Work instructions: Please copy every line from the following entries in which the word "pair" appears.

━━━━━━━━

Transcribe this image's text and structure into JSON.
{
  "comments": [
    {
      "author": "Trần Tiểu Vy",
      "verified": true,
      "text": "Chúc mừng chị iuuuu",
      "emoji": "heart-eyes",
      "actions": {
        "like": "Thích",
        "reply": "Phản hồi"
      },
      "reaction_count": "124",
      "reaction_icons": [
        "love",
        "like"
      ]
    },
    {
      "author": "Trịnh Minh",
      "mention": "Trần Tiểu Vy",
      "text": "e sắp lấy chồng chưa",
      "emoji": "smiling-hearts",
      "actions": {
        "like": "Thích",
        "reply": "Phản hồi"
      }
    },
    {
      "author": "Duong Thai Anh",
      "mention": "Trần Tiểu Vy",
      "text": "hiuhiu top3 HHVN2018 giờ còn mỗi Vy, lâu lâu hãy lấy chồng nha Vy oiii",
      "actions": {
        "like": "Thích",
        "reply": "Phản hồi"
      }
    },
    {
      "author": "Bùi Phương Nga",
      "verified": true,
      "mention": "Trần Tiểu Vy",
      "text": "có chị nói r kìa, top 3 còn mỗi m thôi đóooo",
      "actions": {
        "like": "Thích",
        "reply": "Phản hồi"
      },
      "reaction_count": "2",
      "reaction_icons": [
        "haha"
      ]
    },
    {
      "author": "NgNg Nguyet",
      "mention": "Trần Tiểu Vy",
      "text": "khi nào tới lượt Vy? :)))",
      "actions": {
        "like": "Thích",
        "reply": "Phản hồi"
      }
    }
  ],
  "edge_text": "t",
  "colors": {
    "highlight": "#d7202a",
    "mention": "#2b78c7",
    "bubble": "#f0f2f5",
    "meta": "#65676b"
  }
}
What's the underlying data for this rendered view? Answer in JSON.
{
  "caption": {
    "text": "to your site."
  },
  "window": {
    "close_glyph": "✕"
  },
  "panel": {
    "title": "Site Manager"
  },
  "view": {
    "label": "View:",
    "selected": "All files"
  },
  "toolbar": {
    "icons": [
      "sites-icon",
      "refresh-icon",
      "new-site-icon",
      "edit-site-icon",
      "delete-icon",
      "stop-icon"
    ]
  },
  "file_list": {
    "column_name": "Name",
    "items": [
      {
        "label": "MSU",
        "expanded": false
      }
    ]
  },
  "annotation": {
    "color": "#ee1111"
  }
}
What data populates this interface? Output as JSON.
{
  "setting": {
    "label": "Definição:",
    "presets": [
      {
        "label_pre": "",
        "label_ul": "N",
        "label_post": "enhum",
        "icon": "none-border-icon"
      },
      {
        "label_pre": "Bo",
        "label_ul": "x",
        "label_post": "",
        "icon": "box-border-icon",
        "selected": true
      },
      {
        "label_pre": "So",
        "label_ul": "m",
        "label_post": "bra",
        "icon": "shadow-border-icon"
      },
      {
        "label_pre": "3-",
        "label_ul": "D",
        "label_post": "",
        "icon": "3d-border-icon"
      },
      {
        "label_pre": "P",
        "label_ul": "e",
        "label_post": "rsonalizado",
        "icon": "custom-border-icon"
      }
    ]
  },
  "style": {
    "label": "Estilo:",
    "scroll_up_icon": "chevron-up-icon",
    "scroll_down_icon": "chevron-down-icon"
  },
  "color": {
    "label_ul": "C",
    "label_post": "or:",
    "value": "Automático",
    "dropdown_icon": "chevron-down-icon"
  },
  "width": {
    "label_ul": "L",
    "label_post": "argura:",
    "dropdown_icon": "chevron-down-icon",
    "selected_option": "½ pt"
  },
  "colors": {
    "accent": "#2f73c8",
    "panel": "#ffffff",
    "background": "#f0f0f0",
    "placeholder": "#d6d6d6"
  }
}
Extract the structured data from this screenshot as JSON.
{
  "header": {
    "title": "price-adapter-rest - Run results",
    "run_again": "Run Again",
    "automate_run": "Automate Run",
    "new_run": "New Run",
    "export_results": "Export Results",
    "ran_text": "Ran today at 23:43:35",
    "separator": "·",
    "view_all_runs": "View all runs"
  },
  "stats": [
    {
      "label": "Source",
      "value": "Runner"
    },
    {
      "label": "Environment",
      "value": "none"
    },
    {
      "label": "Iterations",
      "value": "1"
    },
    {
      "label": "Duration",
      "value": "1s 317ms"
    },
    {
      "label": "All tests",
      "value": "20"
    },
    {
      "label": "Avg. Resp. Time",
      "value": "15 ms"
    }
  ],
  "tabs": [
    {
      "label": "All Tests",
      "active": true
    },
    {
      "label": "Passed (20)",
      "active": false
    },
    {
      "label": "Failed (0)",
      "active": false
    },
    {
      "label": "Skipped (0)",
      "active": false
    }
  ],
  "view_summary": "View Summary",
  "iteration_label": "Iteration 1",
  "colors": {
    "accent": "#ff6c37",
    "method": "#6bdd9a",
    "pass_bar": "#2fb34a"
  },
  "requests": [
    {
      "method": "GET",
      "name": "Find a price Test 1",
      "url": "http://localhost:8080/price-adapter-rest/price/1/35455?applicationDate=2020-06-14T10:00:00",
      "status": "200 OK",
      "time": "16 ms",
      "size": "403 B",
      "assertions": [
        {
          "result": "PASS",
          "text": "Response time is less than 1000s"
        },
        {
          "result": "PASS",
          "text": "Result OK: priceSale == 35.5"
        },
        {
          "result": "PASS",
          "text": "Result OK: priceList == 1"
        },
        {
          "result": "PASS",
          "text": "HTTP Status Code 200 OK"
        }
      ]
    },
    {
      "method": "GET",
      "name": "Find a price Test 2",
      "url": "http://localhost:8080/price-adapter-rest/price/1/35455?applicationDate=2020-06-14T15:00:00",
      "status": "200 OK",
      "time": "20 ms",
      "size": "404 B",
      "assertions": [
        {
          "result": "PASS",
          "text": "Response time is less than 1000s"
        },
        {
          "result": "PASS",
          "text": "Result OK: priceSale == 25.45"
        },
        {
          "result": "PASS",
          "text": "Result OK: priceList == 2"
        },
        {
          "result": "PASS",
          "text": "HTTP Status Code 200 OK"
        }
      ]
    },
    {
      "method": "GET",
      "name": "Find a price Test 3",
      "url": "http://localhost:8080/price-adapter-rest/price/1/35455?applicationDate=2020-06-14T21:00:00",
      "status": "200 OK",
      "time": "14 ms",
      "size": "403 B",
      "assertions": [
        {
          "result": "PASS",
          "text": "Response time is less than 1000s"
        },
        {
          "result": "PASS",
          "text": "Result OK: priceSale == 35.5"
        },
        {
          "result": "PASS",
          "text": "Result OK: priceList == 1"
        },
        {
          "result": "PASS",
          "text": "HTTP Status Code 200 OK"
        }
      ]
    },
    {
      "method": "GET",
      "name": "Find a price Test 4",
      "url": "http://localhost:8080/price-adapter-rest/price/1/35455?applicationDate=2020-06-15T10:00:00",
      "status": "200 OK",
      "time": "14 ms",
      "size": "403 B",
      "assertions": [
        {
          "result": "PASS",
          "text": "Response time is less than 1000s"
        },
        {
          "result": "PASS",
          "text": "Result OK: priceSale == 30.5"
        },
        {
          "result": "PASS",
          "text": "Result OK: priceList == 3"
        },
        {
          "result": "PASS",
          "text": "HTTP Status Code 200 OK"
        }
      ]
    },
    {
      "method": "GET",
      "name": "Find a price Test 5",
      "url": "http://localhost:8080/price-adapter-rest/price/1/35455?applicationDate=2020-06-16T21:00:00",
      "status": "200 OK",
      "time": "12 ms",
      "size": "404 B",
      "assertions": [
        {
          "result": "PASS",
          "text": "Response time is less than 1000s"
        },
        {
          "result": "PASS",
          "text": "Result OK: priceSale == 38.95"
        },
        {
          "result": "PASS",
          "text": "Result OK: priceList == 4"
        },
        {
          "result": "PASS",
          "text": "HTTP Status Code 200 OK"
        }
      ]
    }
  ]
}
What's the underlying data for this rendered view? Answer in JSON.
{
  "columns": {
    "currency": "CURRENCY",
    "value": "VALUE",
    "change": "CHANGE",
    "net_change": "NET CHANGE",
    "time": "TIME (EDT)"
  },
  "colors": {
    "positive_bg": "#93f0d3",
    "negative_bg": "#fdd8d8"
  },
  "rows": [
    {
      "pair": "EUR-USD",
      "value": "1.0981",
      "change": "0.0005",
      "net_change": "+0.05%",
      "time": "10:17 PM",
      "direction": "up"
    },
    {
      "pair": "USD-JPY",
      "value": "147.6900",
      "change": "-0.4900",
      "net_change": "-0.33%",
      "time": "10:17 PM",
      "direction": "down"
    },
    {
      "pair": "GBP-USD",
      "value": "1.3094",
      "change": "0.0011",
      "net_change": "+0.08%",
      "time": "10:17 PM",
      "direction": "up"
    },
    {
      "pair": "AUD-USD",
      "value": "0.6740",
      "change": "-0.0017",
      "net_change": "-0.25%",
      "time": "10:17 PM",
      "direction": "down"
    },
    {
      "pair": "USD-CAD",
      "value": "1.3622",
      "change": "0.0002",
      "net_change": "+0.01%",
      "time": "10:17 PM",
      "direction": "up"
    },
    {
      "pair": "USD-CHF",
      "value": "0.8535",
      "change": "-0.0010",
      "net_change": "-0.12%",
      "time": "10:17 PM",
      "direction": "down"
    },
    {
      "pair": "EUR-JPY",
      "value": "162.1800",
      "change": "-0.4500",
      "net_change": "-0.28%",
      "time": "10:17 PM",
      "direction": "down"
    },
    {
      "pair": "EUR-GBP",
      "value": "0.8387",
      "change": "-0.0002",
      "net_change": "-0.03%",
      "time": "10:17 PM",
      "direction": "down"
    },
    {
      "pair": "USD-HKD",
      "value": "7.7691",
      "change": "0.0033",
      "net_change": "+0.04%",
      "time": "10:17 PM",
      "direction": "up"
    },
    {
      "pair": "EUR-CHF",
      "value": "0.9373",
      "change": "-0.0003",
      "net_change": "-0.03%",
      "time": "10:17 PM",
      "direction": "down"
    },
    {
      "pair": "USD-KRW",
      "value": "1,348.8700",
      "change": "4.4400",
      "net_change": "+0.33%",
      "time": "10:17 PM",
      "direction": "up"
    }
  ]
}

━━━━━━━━

Output for this exercise:
      "pair": "EUR-USD",
      "pair": "USD-JPY",
      "pair": "GBP-USD",
      "pair": "AUD-USD",
      "pair": "USD-CAD",
      "pair": "USD-CHF",
      "pair": "EUR-JPY",
      "pair": "EUR-GBP",
      "pair": "USD-HKD",
      "pair": "EUR-CHF",
      "pair": "USD-KRW",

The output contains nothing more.